Overall, the choice between a sole proprietorship and corporation will depend on several factors such as the size of the business, tax considerations, liability protection, and future growth plans. It is important for entrepreneurs to carefully consider these factors before making a decision in order to choose the right structure for their business.

Factors to Consider When Choosing a Company Structure

When starting a new business, one of the most important decisions you will make is choosing the right company structure. The structure you choose will have a significant impact on your business operations, taxes, liability, and overall success. Therefore, it is crucial to carefully consider all the factors before making a decision. In this section, we will discuss some of the key factors to consider when choosing a company structure.

1. Liability Protection: One of the primary reasons for incorporating a business is to protect personal assets from business debts and liabilities. If your business faces any legal issues or financial troubles, having a separate legal entity can shield your personal assets like home, car or savings account. Sole proprietorships and partnerships do not offer limited liability protection while corporations do.

2. Tax Implications: Another critical factor to consider is how each type of company structure affects taxes. Depending on your location and industry, different structures may have varying tax implications. For example, sole proprietorships and partnerships are taxed as pass-through entities where profits are taxed at individual tax rates. On the other hand, corporations are subject to corporate tax rates which may be lower in certain cases.

3. Management Structure: Company structure also determines how decisions are made within an organisation and who has control over major operations and direction of the business. In sole proprietorships and partnerships, owners have complete control over decision-making processes whereas corporations have a board of directors who oversee major decisions.

4. Cost & Complexity: When considering different structures for your business, it is essential to assess the cost and complexity involved in setting up and maintaining each structure.
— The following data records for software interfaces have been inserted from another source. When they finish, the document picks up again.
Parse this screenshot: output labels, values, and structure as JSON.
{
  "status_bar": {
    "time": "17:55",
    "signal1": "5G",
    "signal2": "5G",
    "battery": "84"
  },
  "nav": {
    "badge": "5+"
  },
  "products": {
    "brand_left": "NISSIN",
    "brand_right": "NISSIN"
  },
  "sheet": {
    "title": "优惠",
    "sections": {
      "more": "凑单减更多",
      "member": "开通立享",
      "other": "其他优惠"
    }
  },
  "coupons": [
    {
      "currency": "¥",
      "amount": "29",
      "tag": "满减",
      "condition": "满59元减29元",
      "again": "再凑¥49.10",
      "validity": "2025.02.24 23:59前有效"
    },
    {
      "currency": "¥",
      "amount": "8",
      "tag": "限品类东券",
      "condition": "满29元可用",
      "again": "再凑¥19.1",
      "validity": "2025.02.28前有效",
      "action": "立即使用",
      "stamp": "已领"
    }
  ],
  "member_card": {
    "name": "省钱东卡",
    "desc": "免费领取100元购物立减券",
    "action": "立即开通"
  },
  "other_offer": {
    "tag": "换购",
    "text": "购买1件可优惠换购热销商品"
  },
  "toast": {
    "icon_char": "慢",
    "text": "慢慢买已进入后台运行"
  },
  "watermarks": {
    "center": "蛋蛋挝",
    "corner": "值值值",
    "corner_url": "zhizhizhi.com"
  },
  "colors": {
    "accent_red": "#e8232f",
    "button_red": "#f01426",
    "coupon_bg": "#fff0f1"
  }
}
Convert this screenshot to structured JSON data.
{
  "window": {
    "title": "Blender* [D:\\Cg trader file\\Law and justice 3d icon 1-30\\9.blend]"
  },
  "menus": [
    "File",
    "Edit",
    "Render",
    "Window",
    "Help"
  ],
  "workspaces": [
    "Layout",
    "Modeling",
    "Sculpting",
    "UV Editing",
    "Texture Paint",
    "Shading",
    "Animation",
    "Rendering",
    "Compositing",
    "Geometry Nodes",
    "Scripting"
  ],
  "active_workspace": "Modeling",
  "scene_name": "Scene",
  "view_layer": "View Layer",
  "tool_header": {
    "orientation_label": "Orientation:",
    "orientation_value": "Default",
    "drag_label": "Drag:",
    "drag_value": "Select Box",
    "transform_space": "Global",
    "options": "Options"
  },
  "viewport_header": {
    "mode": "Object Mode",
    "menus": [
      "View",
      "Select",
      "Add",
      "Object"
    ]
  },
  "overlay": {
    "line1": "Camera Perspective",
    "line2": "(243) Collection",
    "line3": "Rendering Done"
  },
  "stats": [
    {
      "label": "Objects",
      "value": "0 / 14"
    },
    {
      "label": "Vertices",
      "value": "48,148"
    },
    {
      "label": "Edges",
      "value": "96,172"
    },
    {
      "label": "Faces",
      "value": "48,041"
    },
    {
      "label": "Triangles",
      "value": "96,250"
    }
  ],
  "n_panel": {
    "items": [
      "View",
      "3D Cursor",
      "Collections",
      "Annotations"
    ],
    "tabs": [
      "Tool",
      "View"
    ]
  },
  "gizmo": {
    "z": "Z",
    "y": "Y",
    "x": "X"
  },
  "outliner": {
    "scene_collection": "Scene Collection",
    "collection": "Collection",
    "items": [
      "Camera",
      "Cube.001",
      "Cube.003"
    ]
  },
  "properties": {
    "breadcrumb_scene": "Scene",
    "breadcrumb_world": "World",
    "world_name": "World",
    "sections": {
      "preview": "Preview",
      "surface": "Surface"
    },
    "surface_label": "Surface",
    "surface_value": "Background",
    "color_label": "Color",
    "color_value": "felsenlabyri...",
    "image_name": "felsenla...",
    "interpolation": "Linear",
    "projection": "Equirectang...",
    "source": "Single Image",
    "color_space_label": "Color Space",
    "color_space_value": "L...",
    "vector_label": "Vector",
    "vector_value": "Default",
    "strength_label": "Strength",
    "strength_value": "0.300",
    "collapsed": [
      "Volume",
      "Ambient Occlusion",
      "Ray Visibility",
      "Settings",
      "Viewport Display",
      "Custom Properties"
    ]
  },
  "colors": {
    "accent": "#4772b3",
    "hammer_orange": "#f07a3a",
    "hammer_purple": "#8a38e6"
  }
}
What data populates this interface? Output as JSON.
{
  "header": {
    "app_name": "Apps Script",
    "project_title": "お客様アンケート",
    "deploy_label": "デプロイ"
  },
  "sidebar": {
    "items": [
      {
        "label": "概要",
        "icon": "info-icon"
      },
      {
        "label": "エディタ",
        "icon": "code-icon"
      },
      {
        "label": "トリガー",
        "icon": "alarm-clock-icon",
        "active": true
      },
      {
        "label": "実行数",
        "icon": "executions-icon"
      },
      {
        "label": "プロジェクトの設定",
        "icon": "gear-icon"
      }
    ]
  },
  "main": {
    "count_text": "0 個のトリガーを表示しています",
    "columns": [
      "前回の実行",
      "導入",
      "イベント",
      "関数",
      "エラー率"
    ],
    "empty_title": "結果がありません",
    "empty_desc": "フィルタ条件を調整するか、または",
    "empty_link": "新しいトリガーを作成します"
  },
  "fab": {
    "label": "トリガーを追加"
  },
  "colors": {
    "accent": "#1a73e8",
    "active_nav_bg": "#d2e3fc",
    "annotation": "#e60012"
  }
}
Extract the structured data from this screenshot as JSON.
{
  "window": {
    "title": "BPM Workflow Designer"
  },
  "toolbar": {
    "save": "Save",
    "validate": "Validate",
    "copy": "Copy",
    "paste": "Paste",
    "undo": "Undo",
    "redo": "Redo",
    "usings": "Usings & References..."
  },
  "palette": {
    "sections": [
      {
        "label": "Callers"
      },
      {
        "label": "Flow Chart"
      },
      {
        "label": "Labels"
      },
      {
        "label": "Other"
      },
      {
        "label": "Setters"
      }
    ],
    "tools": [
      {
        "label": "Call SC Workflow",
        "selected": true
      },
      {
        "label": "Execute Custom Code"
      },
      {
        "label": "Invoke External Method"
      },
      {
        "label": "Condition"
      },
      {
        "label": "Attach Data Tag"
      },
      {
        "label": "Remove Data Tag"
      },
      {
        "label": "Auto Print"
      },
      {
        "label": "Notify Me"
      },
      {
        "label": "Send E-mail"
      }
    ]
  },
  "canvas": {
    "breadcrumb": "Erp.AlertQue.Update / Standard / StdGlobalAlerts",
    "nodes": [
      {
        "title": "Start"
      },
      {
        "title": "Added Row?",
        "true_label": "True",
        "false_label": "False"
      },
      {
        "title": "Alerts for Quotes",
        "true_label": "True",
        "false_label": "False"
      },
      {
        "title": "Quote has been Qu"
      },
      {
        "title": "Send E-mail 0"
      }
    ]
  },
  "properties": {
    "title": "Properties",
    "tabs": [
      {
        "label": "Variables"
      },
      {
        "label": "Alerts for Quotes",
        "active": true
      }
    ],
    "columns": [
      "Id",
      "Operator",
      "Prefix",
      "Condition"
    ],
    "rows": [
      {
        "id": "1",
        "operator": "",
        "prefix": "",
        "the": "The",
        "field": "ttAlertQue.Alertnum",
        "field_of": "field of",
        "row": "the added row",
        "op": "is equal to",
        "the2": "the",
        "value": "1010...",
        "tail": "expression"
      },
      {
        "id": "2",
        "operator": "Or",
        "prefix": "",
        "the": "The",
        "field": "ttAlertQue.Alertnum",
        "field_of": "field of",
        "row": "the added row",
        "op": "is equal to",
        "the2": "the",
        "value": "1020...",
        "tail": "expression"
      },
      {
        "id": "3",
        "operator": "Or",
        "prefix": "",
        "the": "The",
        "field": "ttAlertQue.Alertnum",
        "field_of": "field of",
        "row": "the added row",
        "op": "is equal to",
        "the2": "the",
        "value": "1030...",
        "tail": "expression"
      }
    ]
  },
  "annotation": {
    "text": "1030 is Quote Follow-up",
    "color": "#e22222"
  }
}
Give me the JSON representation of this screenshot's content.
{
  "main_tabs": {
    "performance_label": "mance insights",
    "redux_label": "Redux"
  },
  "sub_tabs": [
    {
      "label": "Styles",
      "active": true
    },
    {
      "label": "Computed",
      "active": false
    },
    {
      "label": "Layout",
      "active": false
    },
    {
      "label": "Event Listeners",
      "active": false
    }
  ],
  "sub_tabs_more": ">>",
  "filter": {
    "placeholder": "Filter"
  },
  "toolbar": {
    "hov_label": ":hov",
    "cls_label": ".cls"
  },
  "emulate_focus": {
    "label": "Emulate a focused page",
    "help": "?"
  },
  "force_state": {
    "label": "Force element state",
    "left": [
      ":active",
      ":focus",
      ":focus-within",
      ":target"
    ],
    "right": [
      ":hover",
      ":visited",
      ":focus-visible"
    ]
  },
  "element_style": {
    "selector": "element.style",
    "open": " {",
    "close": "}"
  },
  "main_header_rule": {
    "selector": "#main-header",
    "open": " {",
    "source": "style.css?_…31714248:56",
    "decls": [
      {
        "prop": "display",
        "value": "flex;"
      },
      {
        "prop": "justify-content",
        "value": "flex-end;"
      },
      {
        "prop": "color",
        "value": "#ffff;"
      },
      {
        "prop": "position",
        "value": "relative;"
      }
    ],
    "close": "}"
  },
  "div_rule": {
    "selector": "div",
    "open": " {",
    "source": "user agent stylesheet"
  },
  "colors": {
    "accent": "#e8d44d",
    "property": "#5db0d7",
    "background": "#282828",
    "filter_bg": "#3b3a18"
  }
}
Sole proprietorships are the simplest structure, but corporations require more paperwork and fees for registration, annual reports, and tax filings.

5. Future Growth & Expansion Plans: If you have plans for future growth or expansion, it is essential to consider how each company structure may affect these plans. Some structures may limit your ability to raise capital or add partners, whereas others may offer more flexibility.

6. Personal Preferences: Ultimately, the company structure you choose should align with your personal preferences as a business owner. Consider factors such as risk tolerance, management style, and long-term goals when deciding on a structure.

It is important to note that there is no one-size-fits-all solution when it comes to choosing a company structure. Each business is unique and may require a different structure based on its specific needs and goals. It is always recommended to consult with a legal or financial professional before making a decision on company structure to ensure you make the best choice for your business.


In conclusion, understanding the advantages and disadvantages of different business structures is crucial for any entrepreneur. While sole proprietorship offers simplicity and control over decision making, it also comes with unlimited personal liability. On the other hand, incorporating a business may offer more protection for personal assets but also comes with added costs and complexities. It is important to carefully consider your goals and needs before deciding on a structure for your business. Consulting with a legal or financial professional can also help you make an informed decision that will set your business up for success in the long run.